Developing MRI Contrast
The objectives of this project are to use protein engineering/design to develop MRI contrast reagents with significantly improved contrast capability and targeted imaging capability for the diagnosis and treatment of cancers and other diseases.
Developing Calcium and Proteinase Sensors
The goal of this project is to develop fluorescent sensors for monitoring calcium signaling and proteinase activity in subcellular compartments both in vivo and in vitro. More importantly, a novel class of calcium sensors without using natural trigger calcium binding proteins and FRET pairs has been created for cell imaging high calcium concentrations. In addition, we have created sensors for several classes of proteinases, such as trypsin, chymotrypsin, thrombin and caspases, for real-time imaging of enzymatic activity in live cells and disease tissues.

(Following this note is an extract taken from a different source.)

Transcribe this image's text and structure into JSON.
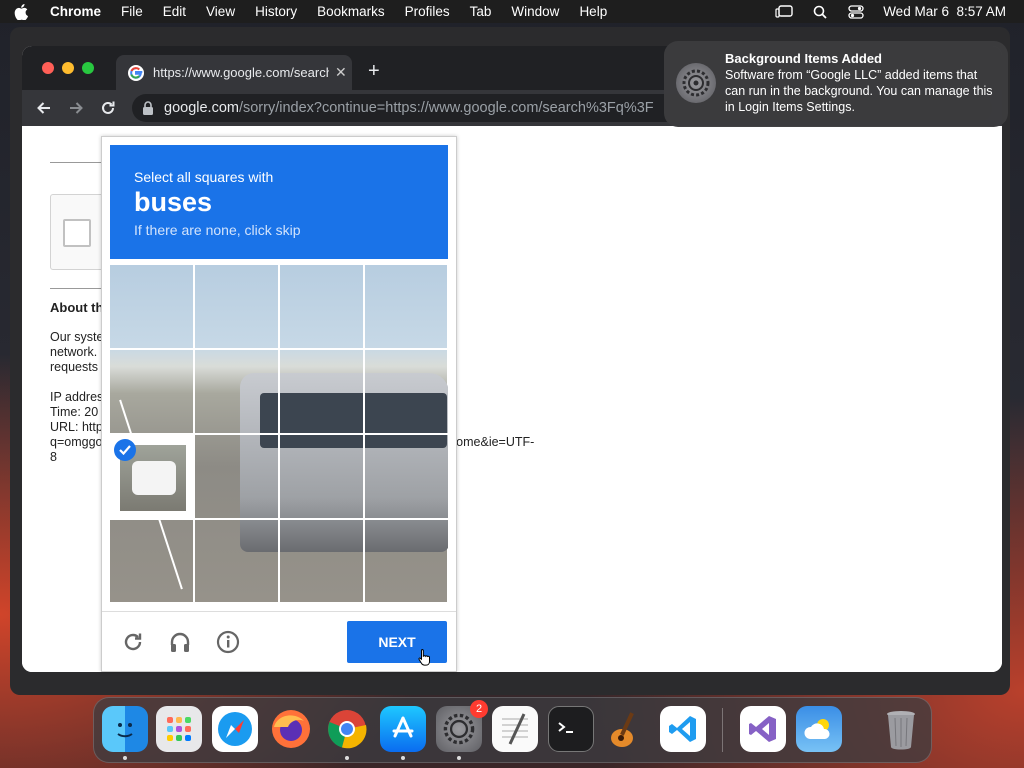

These developed probes will have wide applicability in studies of human diseases including various cardiomyopathies, Alzheimer's Disease, cancer, and lens cataract formation that are known to be associated with altered Ca(II) signaling and protease activation/inhibition.
G Protein Coupled Receptors
Ca(II) -sensing receptor (CaSR) represent a class of receptors that respond to changes in the extracellular Ca(II) concentration [Ca(II) ] o and activate multiple signaling pathways. Nearly one hundred mutations and polymorphisms have been identified in the CaSR that result in reduced or enhanced sensitivity to [Ca(II) ] o as observed in familial hypocalciuric hypercalcemia (FHH) and neonatal severe hyperparathyroidism (NSHPT), on the one hand, and autosomal dominant hypoparathyroidism (ADH), on the other.We are investigating the mechanism of extracellular calcium signaling by calcium sensing receptors in collaboration with Dr. Ed Brown at the Brigham and women's hospital
Integrating Intracellular and Extracellular Calcium Signaling
Calmodulin has been found to interact with more than 300 proteins including phophodiesterase, myosin light chain kinase, CaM kinase, calcineurin, nitric oxide synthase, and p68 RNA helicase. In the past few years, it has been reported to associate with channels, pumps, and gap junction. CaM is believed to be instrumental in proper brain function via interacting with diverse calcium-dependent calmodulin binding proteins. We are currently investigating the Calmodulin-mediated regulation of gap junctions in lens cells (in collaboration with Dr. Charles Louis' group, UC riverside), and of the cardiac ryanodine receptor Ca(II) release channel (in collaboration with Dr. Edward Balog, Georgia Tech).
Calciomics is a specialized area of biochemistry focusing on the study of calcium-binding biological macromolecules and proteins to understand the factors that contribute to calcium-binding affinity and the selectivity of proteins and calcium-dependent conformational change. The objective of this research is to develop bioinformatics methods to predict and identify different classes of calcium binding sites in proteins.
In collaboration with Dr. GT Chen in the Georgia State University Department of Mathematics and Statistics, algorithms for predicting calcium binding sites based on structural and genomic information have been established using geometric, graphing, and statistical algorithms along with a web sever containing up-to-date sequence, structure and literature information about calcium and its binding proteins in chemical, biological, and biomineralization. The Calcium Bank also provides putative calcium binding sites predicted in different genomes.